Two Osgoode profs head to Ontario law commission
York Osgoode Hall Law School Professors Giuseppina D’Agostino and Poonam Puri will serve as scholars-in-residence with the Law Commission of Ontario (LCO) from July to December 2009.
The Osgoode Hall Law School LCO Scholar-in-Residence Program provides Osgoode scholars with an opportunity to pursue research in collaboration with an institution that is committed to adding to knowledge and using it in the development of pragmatic recommendations for law reform.
Puri, a co-director of the Jay & Barbara Hennick Centre for Business & Law at Osgoode and the Schulich School of Business, will be responsible for carrying out the LCO’s joint and several liability project. The purpose of the project is to consider whether the Ontario Business Corporations Act, which provides for joint and several liability, should be amended to bring it in greater alignment with the Ontario Securities Act, federal legislation and trends in the United States, the United Kingdom and Australia.

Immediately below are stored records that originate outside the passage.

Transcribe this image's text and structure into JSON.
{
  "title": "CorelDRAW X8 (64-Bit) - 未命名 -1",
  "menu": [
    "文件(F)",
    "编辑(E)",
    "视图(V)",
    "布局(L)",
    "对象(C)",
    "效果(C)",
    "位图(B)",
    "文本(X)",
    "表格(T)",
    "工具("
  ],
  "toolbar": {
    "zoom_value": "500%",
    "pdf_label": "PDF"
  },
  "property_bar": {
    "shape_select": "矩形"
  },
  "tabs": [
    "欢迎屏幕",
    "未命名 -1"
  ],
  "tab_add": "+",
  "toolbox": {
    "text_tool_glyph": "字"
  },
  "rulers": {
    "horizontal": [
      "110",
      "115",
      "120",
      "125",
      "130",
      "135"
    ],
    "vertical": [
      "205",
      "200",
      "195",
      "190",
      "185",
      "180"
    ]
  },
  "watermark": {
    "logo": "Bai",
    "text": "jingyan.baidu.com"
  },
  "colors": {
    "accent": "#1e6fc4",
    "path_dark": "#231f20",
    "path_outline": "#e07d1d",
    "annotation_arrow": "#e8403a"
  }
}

D’Agostino, director of the IP Osgoode Intellectual Property Law & Technology Program, will address the intersection of intellectual property, privacy and ethics issues around electronic health records. She will focus on the Motherisk Program, based at Toronto’s Hospital for Sick Children, which is moving from paper to electronic records. This project will build on work she has done on intellectual property and privacy issues around e-records in the UK. Although this is not an LCO project, it will be completed in association with the LCO.
“The collaboration between Osgoode and the LCO provides an excellent opportunity to highlight to the public the ways in which both institutions contribute to the development of policy and knowledge mobilization,” said Osgoode Interim Dean Jinyan Li and LCO Executive Director Patricia Hughes in a joint announcement about the appointments of D’Agostino and Puri. Both professors will be released from their teaching responsibilities for the fall term.
The LCO will also collaborate with Osgoode and IP Osgoode in holding a symposium on Jan. 29, 2010, that will focus on D’Agostino’s research into the sometimes conflicting claims around medical e-records. It is also anticipated that Osgoode, the Hennick Centre for Business & Law and the LCO will organize a round table to bring together those concerned with joint and several liability to help develop appropriate recommendations as part of the LCO’s usual consultation processes.
Launched in September 2007 and housed at York, the LCO operates independently of government to recommend law reforms to increase access to justice.